WORK REQUIRED ▸
Starting from the first line below, copy the whole listing exactly.

:: DATA SECTION

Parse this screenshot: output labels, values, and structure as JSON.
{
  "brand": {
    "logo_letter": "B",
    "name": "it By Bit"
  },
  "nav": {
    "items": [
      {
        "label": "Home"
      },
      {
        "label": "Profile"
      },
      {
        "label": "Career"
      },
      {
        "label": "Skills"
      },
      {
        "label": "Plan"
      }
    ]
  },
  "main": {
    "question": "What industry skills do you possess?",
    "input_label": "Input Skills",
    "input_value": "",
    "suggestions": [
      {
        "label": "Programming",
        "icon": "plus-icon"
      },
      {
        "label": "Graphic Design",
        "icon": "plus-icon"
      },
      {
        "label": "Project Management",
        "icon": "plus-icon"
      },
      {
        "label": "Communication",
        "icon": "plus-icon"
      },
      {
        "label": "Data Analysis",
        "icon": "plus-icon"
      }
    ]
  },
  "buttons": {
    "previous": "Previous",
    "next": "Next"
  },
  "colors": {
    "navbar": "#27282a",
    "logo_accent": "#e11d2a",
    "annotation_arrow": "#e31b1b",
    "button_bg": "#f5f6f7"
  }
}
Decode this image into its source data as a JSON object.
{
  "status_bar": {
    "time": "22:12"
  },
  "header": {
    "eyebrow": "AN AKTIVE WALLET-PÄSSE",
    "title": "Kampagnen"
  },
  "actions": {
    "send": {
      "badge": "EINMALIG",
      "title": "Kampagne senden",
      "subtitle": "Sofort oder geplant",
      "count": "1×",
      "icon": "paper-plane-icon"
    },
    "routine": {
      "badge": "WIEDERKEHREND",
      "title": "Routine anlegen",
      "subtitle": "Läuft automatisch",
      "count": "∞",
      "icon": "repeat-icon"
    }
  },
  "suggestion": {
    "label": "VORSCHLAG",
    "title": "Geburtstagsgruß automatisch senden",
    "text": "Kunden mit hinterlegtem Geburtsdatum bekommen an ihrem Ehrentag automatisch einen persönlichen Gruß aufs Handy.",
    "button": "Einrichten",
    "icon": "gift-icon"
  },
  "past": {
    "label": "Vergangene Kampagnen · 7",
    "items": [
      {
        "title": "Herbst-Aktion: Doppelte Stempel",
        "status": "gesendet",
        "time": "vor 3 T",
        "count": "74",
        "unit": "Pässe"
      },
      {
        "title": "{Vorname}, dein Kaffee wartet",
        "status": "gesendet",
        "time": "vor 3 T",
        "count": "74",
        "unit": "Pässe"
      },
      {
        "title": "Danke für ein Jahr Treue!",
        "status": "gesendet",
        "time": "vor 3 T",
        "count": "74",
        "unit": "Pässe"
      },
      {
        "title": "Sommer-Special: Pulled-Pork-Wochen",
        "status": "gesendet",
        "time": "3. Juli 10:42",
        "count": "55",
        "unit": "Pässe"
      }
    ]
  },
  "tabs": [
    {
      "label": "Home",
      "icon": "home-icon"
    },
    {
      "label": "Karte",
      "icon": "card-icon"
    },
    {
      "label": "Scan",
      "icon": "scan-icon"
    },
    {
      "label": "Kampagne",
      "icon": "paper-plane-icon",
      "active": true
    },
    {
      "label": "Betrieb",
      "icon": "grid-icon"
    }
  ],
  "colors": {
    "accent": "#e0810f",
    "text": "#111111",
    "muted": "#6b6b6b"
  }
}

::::

THE ANSWER ▸
Parse this screenshot: output labels, values, and structure as JSON.
{
  "brand": {
    "logo_letter": "B",
    "name": "it By Bit"
  },
  "nav": {
    "items": [
      {
        "label": "Home"
      },
      {
        "label": "Profile"
      },
      {
        "label": "Career"
      },
      {
        "label": "Skills"
      },
      {
        "label": "Plan"
      }
    ]
  },
  "main": {
    "question": "What industry skills do you possess?",
    "input_label": "Input Skills",
    "input_value": "",
    "suggestions": [
      {
        "label": "Programming",
        "icon": "plus-icon"
      },
      {
        "label": "Graphic Design",
        "icon": "plus-icon"
      },
      {
        "label": "Project Management",
        "icon": "plus-icon"
      },
      {
        "label": "Communication",
        "icon": "plus-icon"
      },
      {
        "label": "Data Analysis",
        "icon": "plus-icon"
      }
    ]
  },
  "buttons": {
    "previous": "Previous",
    "next": "Next"
  },
  "colors": {
    "navbar": "#27282a",
    "logo_accent": "#e11d2a",
    "annotation_arrow": "#e31b1b",
    "button_bg": "#f5f6f7"
  }
}
Decode this image into its source data as a JSON object.
{
  "status_bar": {
    "time": "22:12"
  },
  "header": {
    "eyebrow": "AN AKTIVE WALLET-PÄSSE",
    "title": "Kampagnen"
  },
  "actions": {
    "send": {
      "badge": "EINMALIG",
      "title": "Kampagne senden",
      "subtitle": "Sofort oder geplant",
      "count": "1×",
      "icon": "paper-plane-icon"
    },
    "routine": {
      "badge": "WIEDERKEHREND",
      "title": "Routine anlegen",
      "subtitle": "Läuft automatisch",
      "count": "∞",
      "icon": "repeat-icon"
    }
  },
  "suggestion": {
    "label": "VORSCHLAG",
    "title": "Geburtstagsgruß automatisch senden",
    "text": "Kunden mit hinterlegtem Geburtsdatum bekommen an ihrem Ehrentag automatisch einen persönlichen Gruß aufs Handy.",
    "button": "Einrichten",
    "icon": "gift-icon"
  },
  "past": {
    "label": "Vergangene Kampagnen · 7",
    "items": [
      {
        "title": "Herbst-Aktion: Doppelte Stempel",
        "status": "gesendet",
        "time": "vor 3 T",
        "count": "74",
        "unit": "Pässe"
      },
      {
        "title": "{Vorname}, dein Kaffee wartet",
        "status": "gesendet",
        "time": "vor 3 T",
        "count": "74",
        "unit": "Pässe"
      },
      {
        "title": "Danke für ein Jahr Treue!",
        "status": "gesendet",
        "time": "vor 3 T",
        "count": "74",
        "unit": "Pässe"
      },
      {
        "title": "Sommer-Special: Pulled-Pork-Wochen",
        "status": "gesendet",
        "time": "3. Juli 10:42",
        "count": "55",
        "unit": "Pässe"
      }
    ]
  },
  "tabs": [
    {
      "label": "Home",
      "icon": "home-icon"
    },
    {
      "label": "Karte",
      "icon": "card-icon"
    },
    {
      "label": "Scan",
      "icon": "scan-icon"
    },
    {
      "label": "Kampagne",
      "icon": "paper-plane-icon",
      "active": true
    },
    {
      "label": "Betrieb",
      "icon": "grid-icon"
    }
  ],
  "colors": {
    "accent": "#e0810f",
    "text": "#111111",
    "muted": "#6b6b6b"
  }
}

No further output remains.